- Gastrointestinal perforation is the medical term for an exploded stomach
- The average stomach holds roughly one liter’s worth of food but can stretch a bit
- READ MORE: Athletes reveal the junk foods that keep them going during a race
If ever there was a time to use the phrase, ‘I’ve eaten so much I might explode,’ it’s Thanksgiving.
The average American consumes somewhere between 3000 and 4000 calories every year at their Thanksgiving meal – around twice as much as the daily recommended limit.
For most people, the worst that can happen is your pants are a little tight. But do some eat such gigantic amounts that their stomachs actually explode?
The answer is yes – or at least, it is definitely possible, according to experts.
The average American consumes somewhere between 3000 and 4000 calories every year at their Thanksgiving meal – around twice as much as the daily recommended limit
The medical term for an exploded stomach is gastrointestinal perforation, which happens when the stomach gets too full and ruptures.
A hole is formed, which releases the stomach contents into the abdominal cavity, which can lead to infections, including deadly sepsis.
The average stomach holds roughly one liter’s worth of food, but it can stretch to hold slightly more than 128floz at its maximum capacity (the equivalent of the largest bottle of milk).
For context: One large pack of potato and leek soup (which is essentially liquidized potato) weighs 32floz.
Courtney Kalamar, a dietitian at Piedmont Henry Hospital, said: ‘The exact amount varies person to person. But the average adult stomach holds about one liter of food (about four cups).
‘Since the stomach is highly elastic, it is capable of holding as much as three to four liters (or 16 cups) at one time.’
Ms Kalamar explained: ‘It takes your brain 20 minutes to register satiety and fullness.
‘For some, by the time their brain registers that they are full, they have already eaten well beyond the amount needed to feel satisfied and instead feel stuffed.’
However, ‘explode’ is not a very accurate depiction, Theresa Strong, director of research programs at the Foundation for Prader-Willi Research, told Newsweek.
The contents of the stomach would not burst like a water balloon.
Instead the wall of the stomach extends to the point where it splits.
Ms Strong said: ‘The imagery that comes to mind is quite sensational and not accurate – the stomach wall stretches to the point where there is necrosis and/or rupture.’

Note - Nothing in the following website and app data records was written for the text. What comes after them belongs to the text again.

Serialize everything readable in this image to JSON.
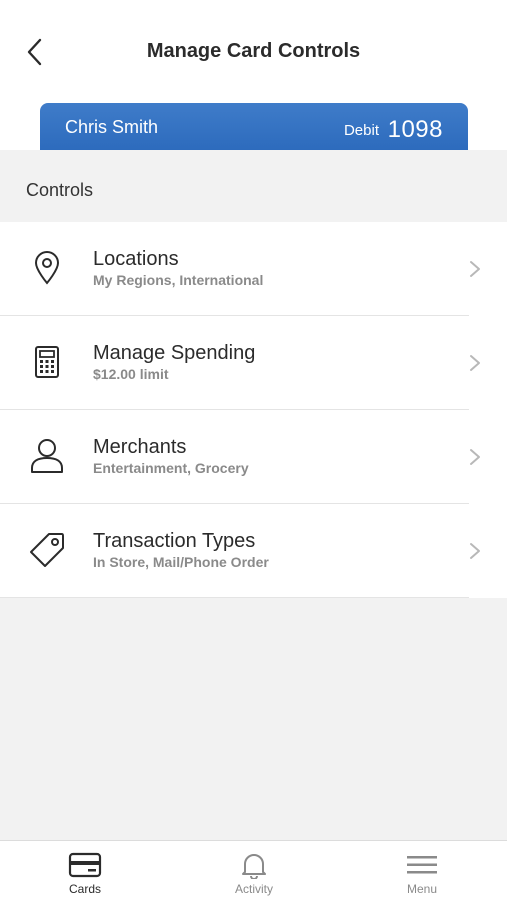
{
  "header": {
    "title": "Manage Card Controls",
    "back_icon": "chevron-left-icon"
  },
  "card": {
    "holder_name": "Chris Smith",
    "type": "Debit",
    "last4": "1098",
    "color": "#3a76c5"
  },
  "section": {
    "label": "Controls"
  },
  "controls": [
    {
      "icon": "location-pin-icon",
      "title": "Locations",
      "subtitle": "My Regions, International"
    },
    {
      "icon": "calculator-icon",
      "title": "Manage Spending",
      "subtitle": "$12.00 limit"
    },
    {
      "icon": "person-icon",
      "title": "Merchants",
      "subtitle": "Entertainment, Grocery"
    },
    {
      "icon": "tag-icon",
      "title": "Transaction Types",
      "subtitle": "In Store, Mail/Phone Order"
    }
  ],
  "tabbar": {
    "tabs": [
      {
        "label": "Cards",
        "icon": "card-icon",
        "active": true
      },
      {
        "label": "Activity",
        "icon": "bell-icon",
        "active": false
      },
      {
        "label": "Menu",
        "icon": "hamburger-icon",
        "active": false
      }
    ]
  },
  "colors": {
    "background": "#f2f2f2",
    "card_blue": "#3a76c5",
    "text_primary": "#2b2b2b",
    "text_secondary": "#8a8a8a"
  }
}
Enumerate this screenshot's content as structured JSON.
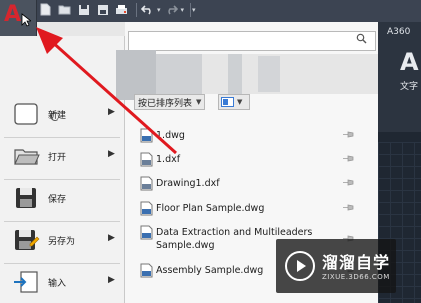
{
  "titlebar": {
    "tab_label": "A360",
    "ribbon_big_letter": "A",
    "ribbon_text_label": "文字"
  },
  "app_menu": {
    "items": [
      {
        "label": "新建",
        "icon": "new-document-icon"
      },
      {
        "label": "打开",
        "icon": "open-folder-icon"
      },
      {
        "label": "保存",
        "icon": "save-disk-icon"
      },
      {
        "label": "另存为",
        "icon": "save-as-icon"
      },
      {
        "label": "输入",
        "icon": "import-icon"
      }
    ],
    "blurred_letter": "C"
  },
  "search": {
    "placeholder": ""
  },
  "sort": {
    "label": "按已排序列表"
  },
  "recent_files": [
    {
      "name": "1.dwg",
      "icon": "dwg-file-icon"
    },
    {
      "name": "1.dxf",
      "icon": "dxf-file-icon"
    },
    {
      "name": "Drawing1.dxf",
      "icon": "dxf-file-icon"
    },
    {
      "name": "Floor Plan Sample.dwg",
      "icon": "dwg-file-icon"
    },
    {
      "name": "Data Extraction and Multileaders Sample.dwg",
      "icon": "dwg-file-icon"
    },
    {
      "name": "Assembly Sample.dwg",
      "icon": "dwg-file-icon"
    }
  ],
  "watermark": {
    "title": "溜溜自学",
    "url": "ZIXUE.3D66.COM"
  },
  "colors": {
    "app_logo_red": "#d6262e",
    "annotation_arrow": "#e0191f",
    "titlebar_bg": "#3c4452"
  }
}
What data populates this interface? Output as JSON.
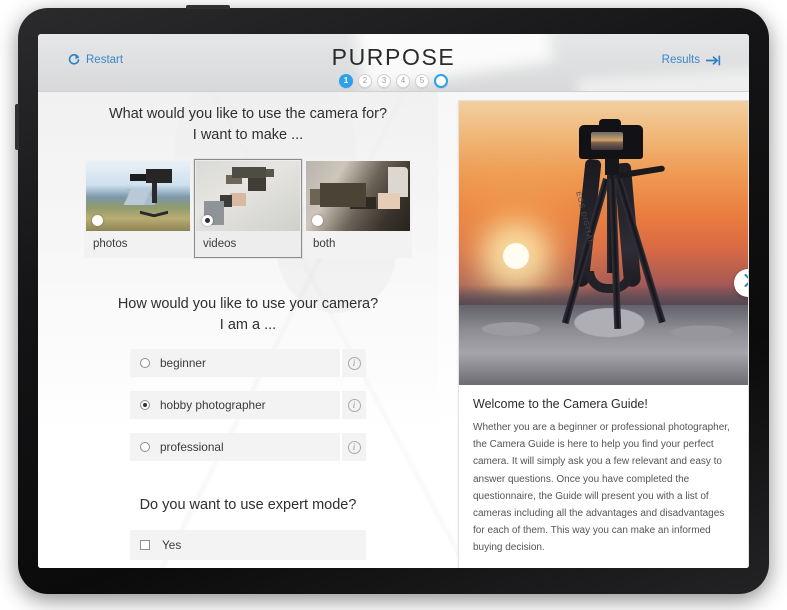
{
  "header": {
    "title": "PURPOSE",
    "restart_label": "Restart",
    "restart_icon": "refresh-icon",
    "results_label": "Results",
    "results_icon": "arrow-to-end-icon",
    "steps": [
      {
        "label": "1",
        "state": "active"
      },
      {
        "label": "2",
        "state": "inactive"
      },
      {
        "label": "3",
        "state": "inactive"
      },
      {
        "label": "4",
        "state": "inactive"
      },
      {
        "label": "5",
        "state": "inactive"
      },
      {
        "label": "",
        "state": "ring"
      }
    ],
    "accent_color": "#2e9fe8",
    "link_color": "#3a87c8",
    "bar_color": "#dedfe0"
  },
  "questions": [
    {
      "title_line1": "What would you like to use the camera for?",
      "title_line2": "I want to make ...",
      "type": "image-choice",
      "options": [
        {
          "label": "photos",
          "art": "art-photos",
          "selected": false
        },
        {
          "label": "videos",
          "art": "art-videos",
          "selected": true
        },
        {
          "label": "both",
          "art": "art-both",
          "selected": false
        }
      ]
    },
    {
      "title_line1": "How would you like to use your camera?",
      "title_line2": "I am a ...",
      "type": "radio-list",
      "options": [
        {
          "label": "beginner",
          "selected": false,
          "info_icon": "info-icon"
        },
        {
          "label": "hobby photographer",
          "selected": true,
          "info_icon": "info-icon"
        },
        {
          "label": "professional",
          "selected": false,
          "info_icon": "info-icon"
        }
      ]
    },
    {
      "title_line1": "Do you want to use expert mode?",
      "title_line2": "",
      "type": "checkbox",
      "options": [
        {
          "label": "Yes",
          "checked": false
        }
      ]
    }
  ],
  "info_panel": {
    "image_alt": "camera-on-tripod-at-sunset",
    "strap_text": "EOS DIGITAL",
    "next_icon": "chevron-right-icon",
    "heading": "Welcome to the Camera Guide!",
    "body": "Whether you are a beginner or professional photographer, the Camera Guide is here to help you find your perfect camera. It will simply ask you a few relevant and easy to answer questions. Once you have completed the questionnaire, the Guide will present you with a list of cameras including all the advantages and disadvantages for each of them. This way you can make an informed buying decision."
  }
}
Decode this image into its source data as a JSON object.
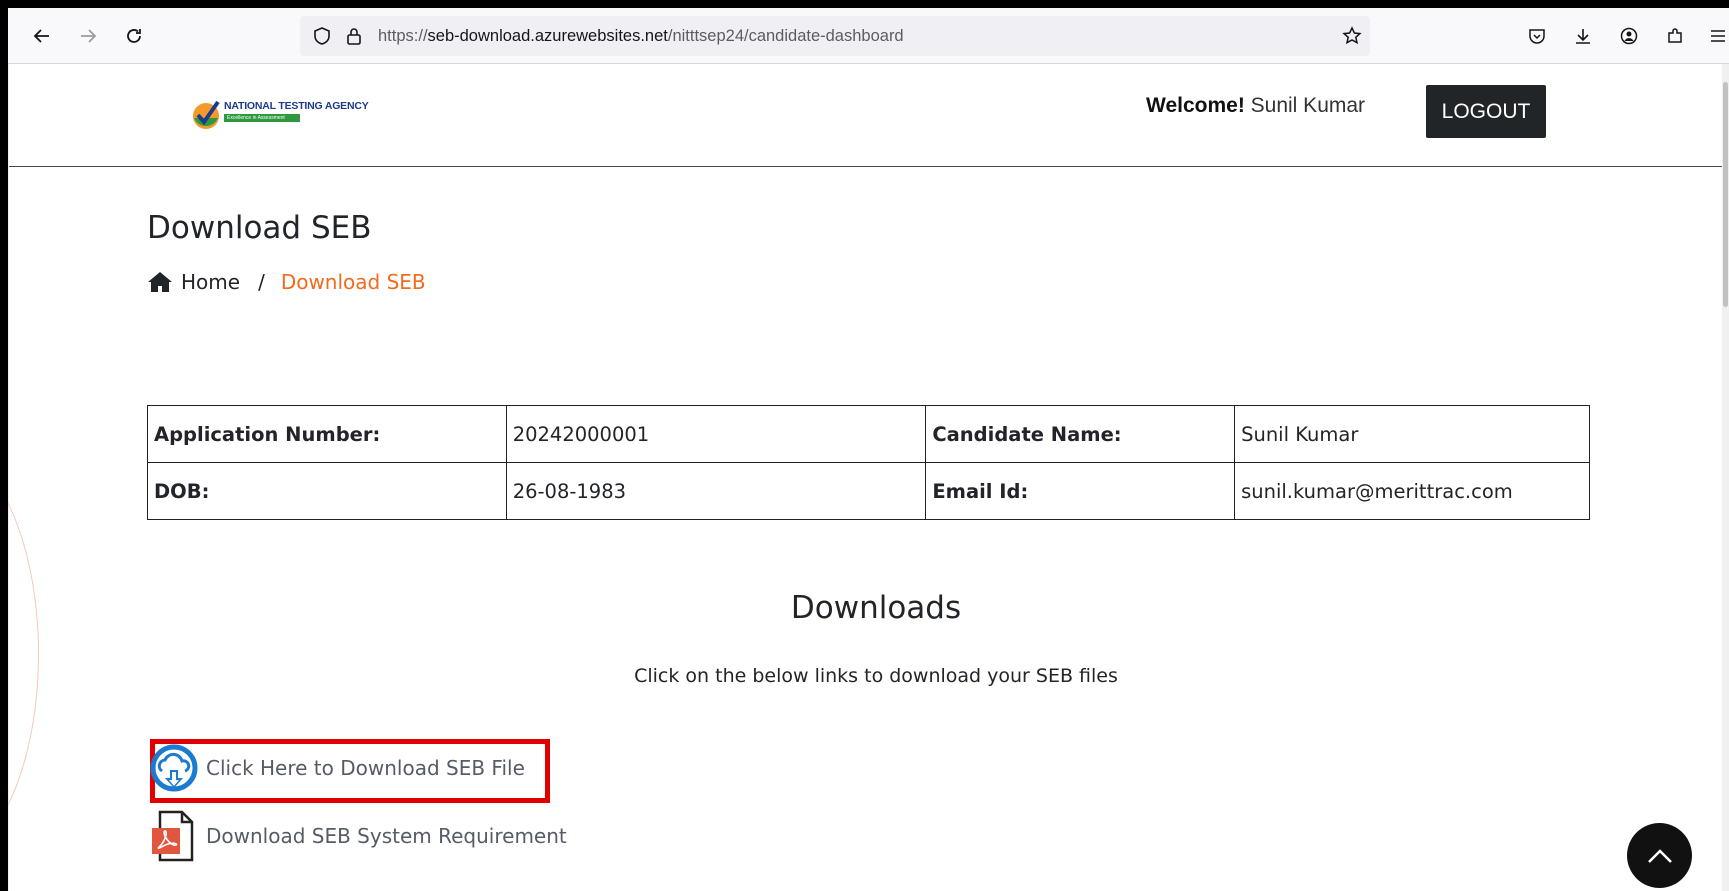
{
  "browser": {
    "url_prefix": "https://",
    "url_host": "seb-download.azurewebsites.net",
    "url_path": "/nitttsep24/candidate-dashboard"
  },
  "header": {
    "logo_text": "NATIONAL TESTING AGENCY",
    "logo_tagline": "Excellence in Assessment",
    "welcome_label": "Welcome!",
    "user_name": "Sunil Kumar",
    "logout_label": "LOGOUT"
  },
  "page": {
    "title": "Download SEB",
    "breadcrumb": {
      "home": "Home",
      "separator": "/",
      "current": "Download SEB"
    }
  },
  "candidate_table": {
    "rows": [
      {
        "label1": "Application Number:",
        "value1": "20242000001",
        "label2": "Candidate Name:",
        "value2": "Sunil Kumar"
      },
      {
        "label1": "DOB:",
        "value1": "26-08-1983",
        "label2": "Email Id:",
        "value2": "sunil.kumar@merittrac.com"
      }
    ]
  },
  "downloads": {
    "title": "Downloads",
    "subtitle": "Click on the below links to download your SEB files",
    "links": [
      {
        "label": "Click Here to Download SEB File",
        "icon": "cloud-download-icon"
      },
      {
        "label": "Download SEB System Requirement",
        "icon": "pdf-file-icon"
      }
    ]
  },
  "colors": {
    "accent": "#f26b1d",
    "dark": "#222528",
    "highlight": "#e00000",
    "download_blue": "#1a7bd0"
  }
}
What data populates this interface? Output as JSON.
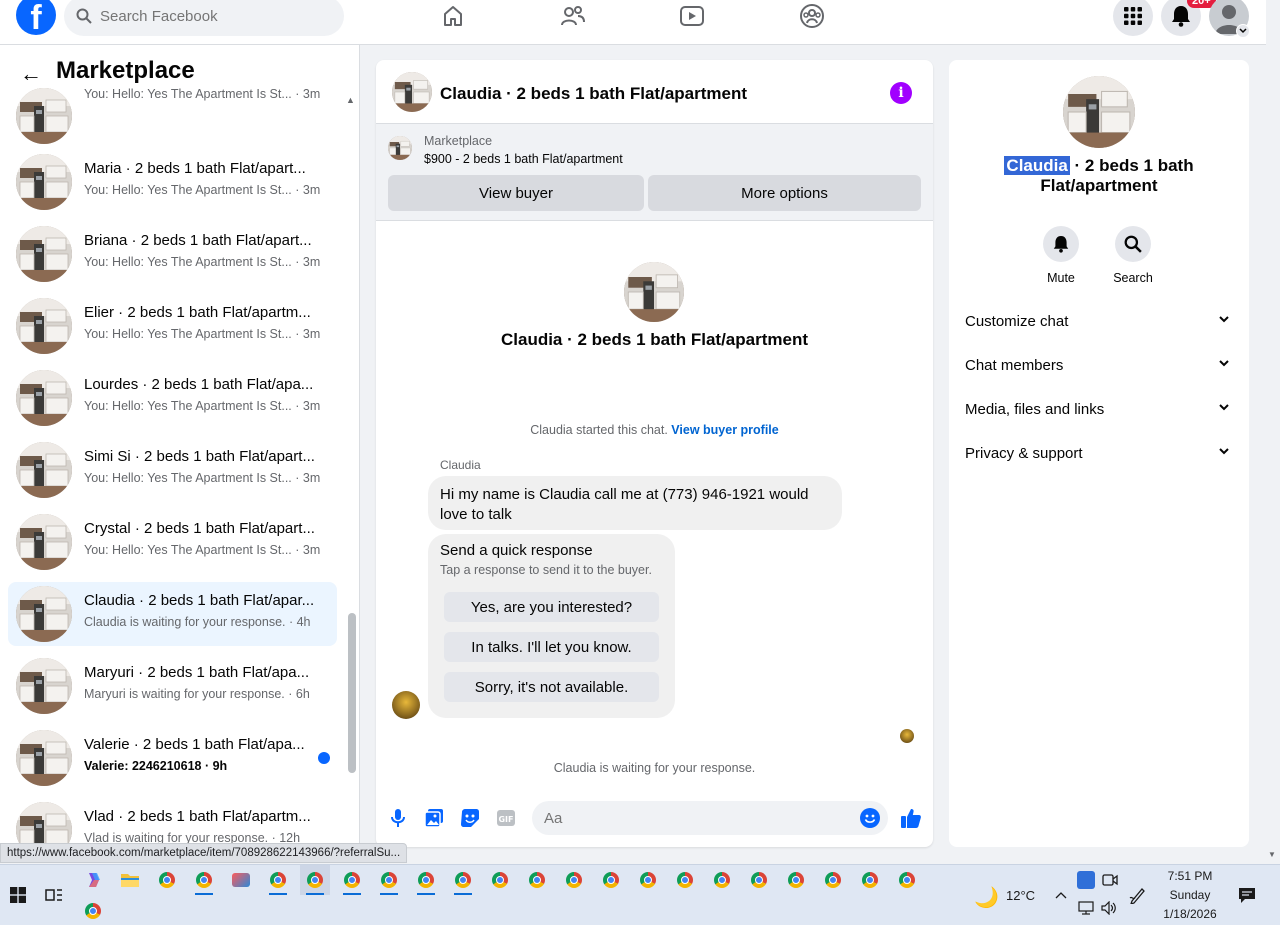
{
  "topnav": {
    "logo_text": "f",
    "search_placeholder": "Search Facebook",
    "notifications_badge": "20+",
    "icons": [
      "home-icon",
      "friends-icon",
      "watch-icon",
      "groups-icon",
      "menu-grid-icon",
      "bell-icon",
      "account-avatar"
    ]
  },
  "sidebar": {
    "back_label": "←",
    "title": "Marketplace",
    "conversations": [
      {
        "title": "",
        "subtitle": "You: Hello: Yes The Apartment Is St... · 3m"
      },
      {
        "title": "Maria · 2 beds 1 bath Flat/apart...",
        "subtitle": "You: Hello: Yes The Apartment Is St... · 3m"
      },
      {
        "title": "Briana · 2 beds 1 bath Flat/apart...",
        "subtitle": "You: Hello: Yes The Apartment Is St... · 3m"
      },
      {
        "title": "Elier · 2 beds 1 bath Flat/apartm...",
        "subtitle": "You: Hello: Yes The Apartment Is St... · 3m"
      },
      {
        "title": "Lourdes · 2 beds 1 bath Flat/apa...",
        "subtitle": "You: Hello: Yes The Apartment Is St... · 3m"
      },
      {
        "title": "Simi Si · 2 beds 1 bath Flat/apart...",
        "subtitle": "You: Hello: Yes The Apartment Is St... · 3m"
      },
      {
        "title": "Crystal · 2 beds 1 bath Flat/apart...",
        "subtitle": "You: Hello: Yes The Apartment Is St... · 3m"
      },
      {
        "title": "Claudia · 2 beds 1 bath Flat/apar...",
        "subtitle": "Claudia is waiting for your response. · 4h"
      },
      {
        "title": "Maryuri · 2 beds 1 bath Flat/apa...",
        "subtitle": "Maryuri is waiting for your response. · 6h"
      },
      {
        "title": "Valerie · 2 beds 1 bath Flat/apa...",
        "subtitle": "Valerie: 2246210618 · 9h"
      },
      {
        "title": "Vlad · 2 beds 1 bath Flat/apartm...",
        "subtitle": "Vlad is waiting for your response. · 12h"
      }
    ]
  },
  "chat": {
    "header_title": "Claudia · 2 beds 1 bath Flat/apartment",
    "info_glyph": "i",
    "listing_label": "Marketplace",
    "listing_price": "$900 - 2 beds 1 bath Flat/apartment",
    "view_buyer_label": "View buyer",
    "more_options_label": "More options",
    "center_name": "Claudia · 2 beds 1 bath Flat/apartment",
    "started_text": "Claudia started this chat.",
    "buyer_profile_link": "View buyer profile",
    "sender_name": "Claudia",
    "message_text": "Hi my name is Claudia call me at (773) 946-1921 would love to talk",
    "quick_title": "Send a quick response",
    "quick_subtitle": "Tap a response to send it to the buyer.",
    "quick_replies": [
      "Yes, are you interested?",
      "In talks. I'll let you know.",
      "Sorry, it's not available."
    ],
    "waiting_text": "Claudia is waiting for your response.",
    "composer_placeholder": "Aa"
  },
  "details": {
    "name_highlight": "Claudia",
    "name_rest": " · 2 beds 1 bath Flat/apartment",
    "mute_label": "Mute",
    "search_label": "Search",
    "sections": [
      "Customize chat",
      "Chat members",
      "Media, files and links",
      "Privacy & support"
    ]
  },
  "status_url": "https://www.facebook.com/marketplace/item/708928622143966/?referralSu...",
  "taskbar": {
    "weather_temp": "12°C",
    "time": "7:51 PM",
    "day": "Sunday",
    "date": "1/18/2026"
  },
  "colors": {
    "brand_blue": "#0866ff",
    "active_row": "#ebf5ff",
    "info_purple": "#a100ff",
    "badge_red": "#e41e3f"
  }
}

The Foundation for Prader-Willi Research advocates for people with Prader-Willi syndrome, a rare genetic disorder where individuals have a dysfunctional hypothalamus – the part of the brain that regulates things like appetite – meaning they have a constant, insatiable hunger.
Prader-Willi sufferers will not have an instinct to vomit when overeating as the average human body would.
Nevertheless, gastrointestinal perforation from overeating is uncommon, Mary Roach, science writer and the author of Gulp, told Business Insider
Even if you stuff yourself silly this Thanksgiving, it’s wildly unlikely that you’ll suffer from gastrointestinal perforation, otherwise known as an exploded stomach
This is because most people’s gag reflex would kick in when the organ is full, she explained.
However, people with binge-eating disorder, bulimia or other eating disorders might have manipulated their body’s natural cues for hunger, fullness and vomiting that they are no longer effective.
Their stomach muscles may also be too weak to be capable of vomiting, or their stomach could have shrunk so much that it could burst with less food.
A 17-year-old boy with Prader-Willi died on Christmas Eve in 2015 by rupturing his stomach overeating at his family’s annual party, The New York Times Magazine reported.
And in 2003, ‘excessive overeating’ was named as the cause of a 49-year-old man’s stomach rupturing, which led to his death.